The new iPhones will also feature significantly improved cameras. The main rear-facing camera will be 12 megapixels, a 50% boost from the iPhone 6’s 8 megapixels, while the front-facing camera will be 5 megapixels. The camera will also be able to shoot in 4K, a super high resolution that provides extremely high image quality.
A new quirk of the camera system is a feature called Live Photos. By default, the new iPhones will automatically capture 1.5 seconds before and after any picture, and users will be able to play those frames in a GIF-like animation when they press down on the image. Apple says the animated photos won’t take up significantly more space than regular pictures.
The new iPhone 6s and iPhone 6s Plus will be available Sept. 25 starting at $199 and $299, respectively. Apple will also begin offering an iPhone Upgrade Program, wherein customers can spend $32 a month to upgrade to the latest iPhone every year.
- How the Anti-Vax Movement Is Taking Over the Right
- What Happens Next in Ukraine Could Change Europe Forever
- There's So Much More To Say About Bill Cosby
- Death Doulas Used to Be Rare.
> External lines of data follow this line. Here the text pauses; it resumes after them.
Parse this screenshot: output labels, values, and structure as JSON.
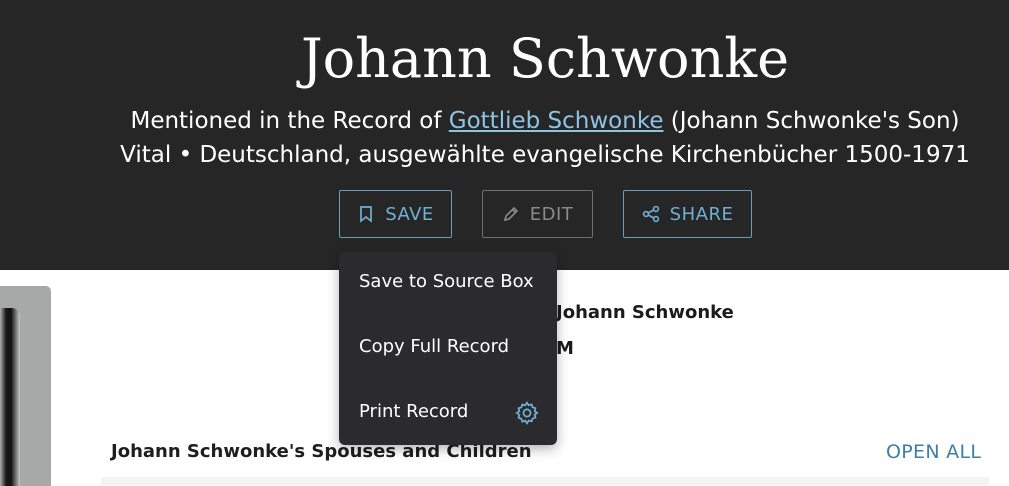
{
  "header": {
    "title": "Johann Schwonke",
    "mentioned_prefix": "Mentioned in the Record of ",
    "mentioned_link": "Gottlieb Schwonke",
    "mentioned_suffix": " (Johann Schwonke's Son)",
    "collection": "Vital • Deutschland, ausgewählte evangelische Kirchenbücher 1500-1971"
  },
  "actions": {
    "save_label": "SAVE",
    "edit_label": "EDIT",
    "share_label": "SHARE"
  },
  "save_menu": {
    "items": [
      "Save to Source Box",
      "Copy Full Record",
      "Print Record"
    ]
  },
  "details": {
    "name_value": "Johann Schwonke",
    "gender_value": "M"
  },
  "family": {
    "section_title": "Johann Schwonke's Spouses and Children",
    "open_all_label": "OPEN ALL"
  },
  "colors": {
    "header_bg": "#262626",
    "accent": "#6fb0d4",
    "link": "#8fc3e2",
    "menu_bg": "#2b2b2d"
  },
  "icons": {
    "save": "bookmark-icon",
    "edit": "pencil-icon",
    "share": "share-icon",
    "settings": "gear-icon"
  }
}
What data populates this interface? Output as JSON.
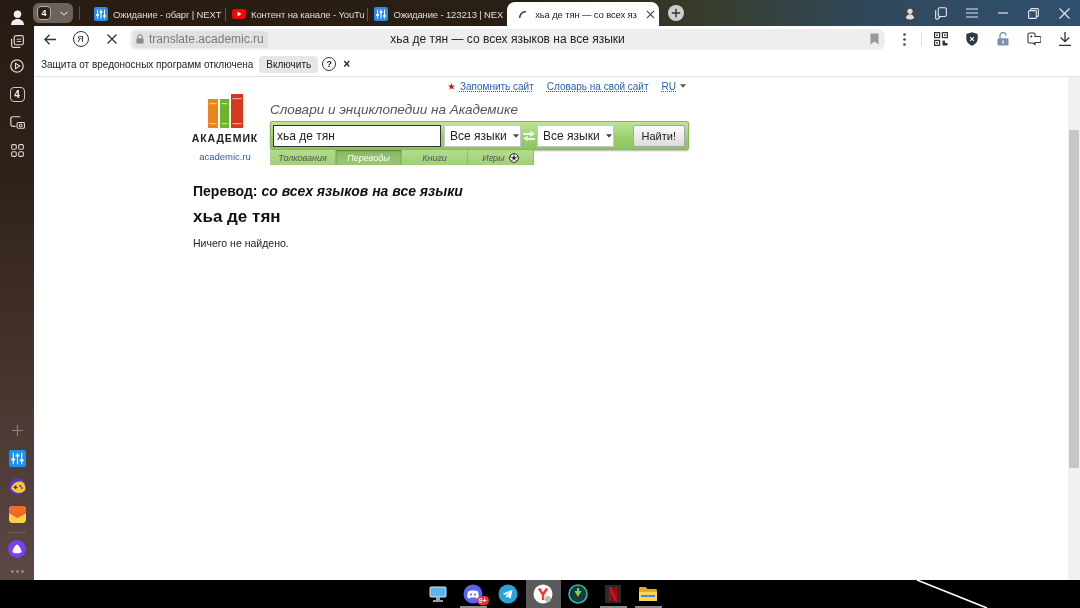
{
  "browser": {
    "tab_count": "4",
    "tabs": [
      {
        "kind": "site",
        "title": "Ожидание - обарг | NEXT",
        "selected": false
      },
      {
        "kind": "video",
        "title": "Контент на канале - YouTu",
        "selected": false
      },
      {
        "kind": "site",
        "title": "Ожидание - 123213 | NEX",
        "selected": false
      },
      {
        "kind": "loading",
        "title": "хьа де тян — со всех яз",
        "selected": true
      }
    ],
    "home_button": "Я",
    "address_bar": {
      "host": "translate.academic.ru",
      "title": "хьа де тян — со всех языков на все языки"
    },
    "infobar": {
      "message": "Защита от вредоносных программ отключена",
      "button": "Включить",
      "help": "?",
      "close": "×"
    }
  },
  "sidebar": {
    "tab_count": "4"
  },
  "page": {
    "top_links": [
      {
        "label": "Запомнить сайт",
        "starred": true
      },
      {
        "label": "Словарь на свой сайт",
        "starred": false
      }
    ],
    "language": "RU",
    "logo": {
      "wordmark": "АКАДЕМИК",
      "domain": "academic.ru"
    },
    "tagline": "Словари и энциклопедии на Академике",
    "search": {
      "value": "хьа де тян",
      "source_language": "Все языки",
      "target_language": "Все языки",
      "button": "Найти!"
    },
    "nav_tabs": [
      {
        "kind": "text",
        "label": "Толкования",
        "selected": false
      },
      {
        "kind": "text",
        "label": "Переводы",
        "selected": true
      },
      {
        "kind": "text",
        "label": "Книги",
        "selected": false
      },
      {
        "kind": "game",
        "label": "Игры",
        "selected": false
      }
    ],
    "heading": "Перевод: *со всех языков на все языки*",
    "query": "хьа де тян",
    "result": "Ничего не найдено."
  },
  "taskbar": {
    "apps": [
      {
        "kind": "monitor",
        "running": false,
        "selected": false
      },
      {
        "kind": "chat",
        "badge": "9+",
        "running": true,
        "selected": false
      },
      {
        "kind": "paper-plane",
        "running": false,
        "selected": false
      },
      {
        "kind": "y-browser",
        "running": false,
        "selected": true
      },
      {
        "kind": "ring",
        "running": false,
        "selected": false
      },
      {
        "kind": "n-tile",
        "running": true,
        "selected": false
      },
      {
        "kind": "folder",
        "running": true,
        "selected": false
      }
    ]
  }
}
The COVID-19 Pandemic Changed That
- What It Feels Like to Be a Muslim Woman Auctioned Online by India's Right Wing
- America's First Openly Trans City Council President Wants to Heal Minneapolis
- The World's Farmers Need to Prepare for Serious Cash Crop Disruption